*** Opening Task input ***
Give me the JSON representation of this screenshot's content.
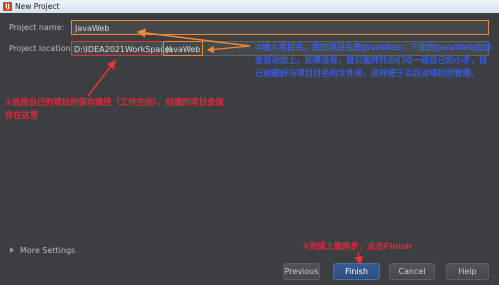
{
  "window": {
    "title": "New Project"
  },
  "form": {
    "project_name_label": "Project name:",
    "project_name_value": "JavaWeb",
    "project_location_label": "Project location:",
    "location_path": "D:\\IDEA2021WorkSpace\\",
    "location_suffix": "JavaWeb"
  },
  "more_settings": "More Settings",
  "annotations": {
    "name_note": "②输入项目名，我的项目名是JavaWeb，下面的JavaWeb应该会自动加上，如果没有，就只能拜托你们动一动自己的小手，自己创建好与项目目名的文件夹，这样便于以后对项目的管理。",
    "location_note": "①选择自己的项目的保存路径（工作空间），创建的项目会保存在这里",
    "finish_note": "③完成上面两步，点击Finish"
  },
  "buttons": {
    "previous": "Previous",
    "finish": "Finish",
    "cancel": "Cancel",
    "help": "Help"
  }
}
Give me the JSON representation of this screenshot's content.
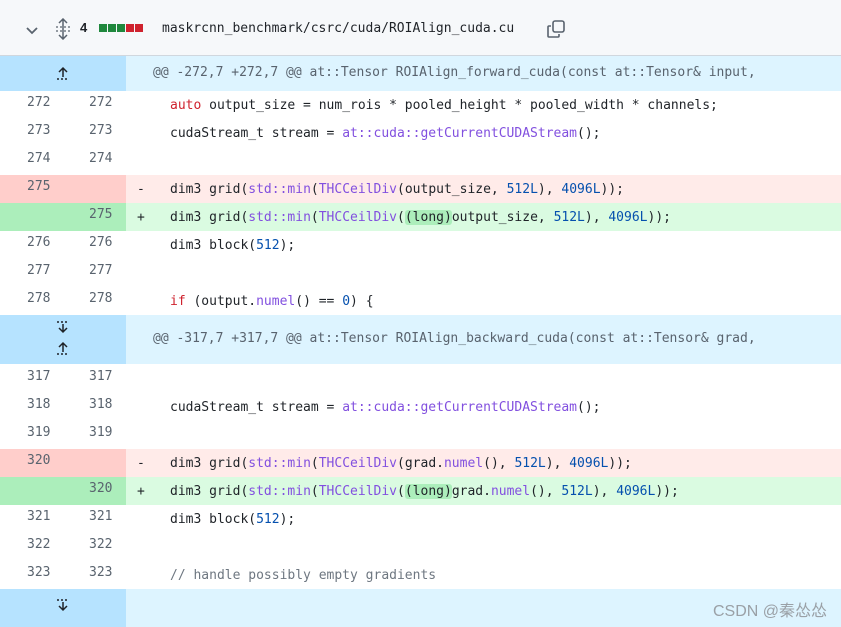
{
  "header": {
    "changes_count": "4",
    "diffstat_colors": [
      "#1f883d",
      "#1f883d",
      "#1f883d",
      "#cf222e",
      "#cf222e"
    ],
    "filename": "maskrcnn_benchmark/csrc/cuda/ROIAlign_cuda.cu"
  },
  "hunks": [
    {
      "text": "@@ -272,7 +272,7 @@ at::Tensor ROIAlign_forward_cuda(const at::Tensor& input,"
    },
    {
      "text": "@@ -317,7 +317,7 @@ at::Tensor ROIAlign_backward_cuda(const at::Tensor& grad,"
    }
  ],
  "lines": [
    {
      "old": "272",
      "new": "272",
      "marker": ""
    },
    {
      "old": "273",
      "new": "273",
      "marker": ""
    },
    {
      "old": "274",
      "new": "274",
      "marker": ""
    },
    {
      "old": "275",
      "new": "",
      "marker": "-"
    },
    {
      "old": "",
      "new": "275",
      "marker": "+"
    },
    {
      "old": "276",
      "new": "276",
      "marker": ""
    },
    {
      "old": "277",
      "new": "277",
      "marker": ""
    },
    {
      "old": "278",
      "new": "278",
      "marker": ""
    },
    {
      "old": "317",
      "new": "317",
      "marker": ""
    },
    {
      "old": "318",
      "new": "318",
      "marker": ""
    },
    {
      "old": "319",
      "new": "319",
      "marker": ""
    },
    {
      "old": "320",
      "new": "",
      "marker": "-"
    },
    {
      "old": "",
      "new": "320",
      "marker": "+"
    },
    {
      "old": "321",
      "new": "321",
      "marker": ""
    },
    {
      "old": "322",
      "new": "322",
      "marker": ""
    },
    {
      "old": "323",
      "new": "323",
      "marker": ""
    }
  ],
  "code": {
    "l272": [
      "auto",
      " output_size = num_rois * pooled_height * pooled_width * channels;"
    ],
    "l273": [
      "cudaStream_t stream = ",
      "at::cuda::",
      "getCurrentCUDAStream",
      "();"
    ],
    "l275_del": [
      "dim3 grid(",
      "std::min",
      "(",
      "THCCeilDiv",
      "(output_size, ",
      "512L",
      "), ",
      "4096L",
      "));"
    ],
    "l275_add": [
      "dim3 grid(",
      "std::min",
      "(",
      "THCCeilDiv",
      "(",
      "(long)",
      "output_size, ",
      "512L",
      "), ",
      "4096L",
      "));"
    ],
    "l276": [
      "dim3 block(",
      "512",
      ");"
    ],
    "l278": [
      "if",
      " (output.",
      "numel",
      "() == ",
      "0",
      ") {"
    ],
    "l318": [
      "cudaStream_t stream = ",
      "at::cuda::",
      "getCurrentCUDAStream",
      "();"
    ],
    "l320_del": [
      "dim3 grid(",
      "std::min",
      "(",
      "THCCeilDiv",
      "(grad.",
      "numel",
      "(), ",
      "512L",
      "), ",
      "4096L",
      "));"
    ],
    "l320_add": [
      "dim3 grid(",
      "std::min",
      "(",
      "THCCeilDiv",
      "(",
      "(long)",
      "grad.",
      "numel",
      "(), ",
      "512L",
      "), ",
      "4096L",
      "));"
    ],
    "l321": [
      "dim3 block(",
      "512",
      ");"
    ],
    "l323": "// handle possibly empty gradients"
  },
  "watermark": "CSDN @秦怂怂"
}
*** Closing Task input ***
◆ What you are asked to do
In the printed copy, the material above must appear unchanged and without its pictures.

◆ Result for this task
Give me the JSON representation of this screenshot's content.
{
  "window": {
    "title": "New Project"
  },
  "form": {
    "project_name_label": "Project name:",
    "project_name_value": "JavaWeb",
    "project_location_label": "Project location:",
    "location_path": "D:\\IDEA2021WorkSpace\\",
    "location_suffix": "JavaWeb"
  },
  "more_settings": "More Settings",
  "annotations": {
    "name_note": "②输入项目名，我的项目名是JavaWeb，下面的JavaWeb应该会自动加上，如果没有，就只能拜托你们动一动自己的小手，自己创建好与项目目名的文件夹，这样便于以后对项目的管理。",
    "location_note": "①选择自己的项目的保存路径（工作空间），创建的项目会保存在这里",
    "finish_note": "③完成上面两步，点击Finish"
  },
  "buttons": {
    "previous": "Previous",
    "finish": "Finish",
    "cancel": "Cancel",
    "help": "Help"
  }
}
Give me the JSON representation of this screenshot's content.
{
  "header": {
    "changes_count": "4",
    "diffstat_colors": [
      "#1f883d",
      "#1f883d",
      "#1f883d",
      "#cf222e",
      "#cf222e"
    ],
    "filename": "maskrcnn_benchmark/csrc/cuda/ROIAlign_cuda.cu"
  },
  "hunks": [
    {
      "text": "@@ -272,7 +272,7 @@ at::Tensor ROIAlign_forward_cuda(const at::Tensor& input,"
    },
    {
      "text": "@@ -317,7 +317,7 @@ at::Tensor ROIAlign_backward_cuda(const at::Tensor& grad,"
    }
  ],
  "lines": [
    {
      "old": "272",
      "new": "272",
      "marker": ""
    },
    {
      "old": "273",
      "new": "273",
      "marker": ""
    },
    {
      "old": "274",
      "new": "274",
      "marker": ""
    },
    {
      "old": "275",
      "new": "",
      "marker": "-"
    },
    {
      "old": "",
      "new": "275",
      "marker": "+"
    },
    {
      "old": "276",
      "new": "276",
      "marker": ""
    },
    {
      "old": "277",
      "new": "277",
      "marker": ""
    },
    {
      "old": "278",
      "new": "278",
      "marker": ""
    },
    {
      "old": "317",
      "new": "317",
      "marker": ""
    },
    {
      "old": "318",
      "new": "318",
      "marker": ""
    },
    {
      "old": "319",
      "new": "319",
      "marker": ""
    },
    {
      "old": "320",
      "new": "",
      "marker": "-"
    },
    {
      "old": "",
      "new": "320",
      "marker": "+"
    },
    {
      "old": "321",
      "new": "321",
      "marker": ""
    },
    {
      "old": "322",
      "new": "322",
      "marker": ""
    },
    {
      "old": "323",
      "new": "323",
      "marker": ""
    }
  ],
  "code": {
    "l272": [
      "auto",
      " output_size = num_rois * pooled_height * pooled_width * channels;"
    ],
    "l273": [
      "cudaStream_t stream = ",
      "at::cuda::",
      "getCurrentCUDAStream",
      "();"
    ],
    "l275_del": [
      "dim3 grid(",
      "std::min",
      "(",
      "THCCeilDiv",
      "(output_size, ",
      "512L",
      "), ",
      "4096L",
      "));"
    ],
    "l275_add": [
      "dim3 grid(",
      "std::min",
      "(",
      "THCCeilDiv",
      "(",
      "(long)",
      "output_size, ",
      "512L",
      "), ",
      "4096L",
      "));"
    ],
    "l276": [
      "dim3 block(",
      "512",
      ");"
    ],
    "l278": [
      "if",
      " (output.",
      "numel",
      "() == ",
      "0",
      ") {"
    ],
    "l318": [
      "cudaStream_t stream = ",
      "at::cuda::",
      "getCurrentCUDAStream",
      "();"
    ],
    "l320_del": [
      "dim3 grid(",
      "std::min",
      "(",
      "THCCeilDiv",
      "(grad.",
      "numel",
      "(), ",
      "512L",
      "), ",
      "4096L",
      "));"
    ],
    "l320_add": [
      "dim3 grid(",
      "std::min",
      "(",
      "THCCeilDiv",
      "(",
      "(long)",
      "grad.",
      "numel",
      "(), ",
      "512L",
      "), ",
      "4096L",
      "));"
    ],
    "l321": [
      "dim3 block(",
      "512",
      ");"
    ],
    "l323": "// handle possibly empty gradients"
  },
  "watermark": "CSDN @秦怂怂"
}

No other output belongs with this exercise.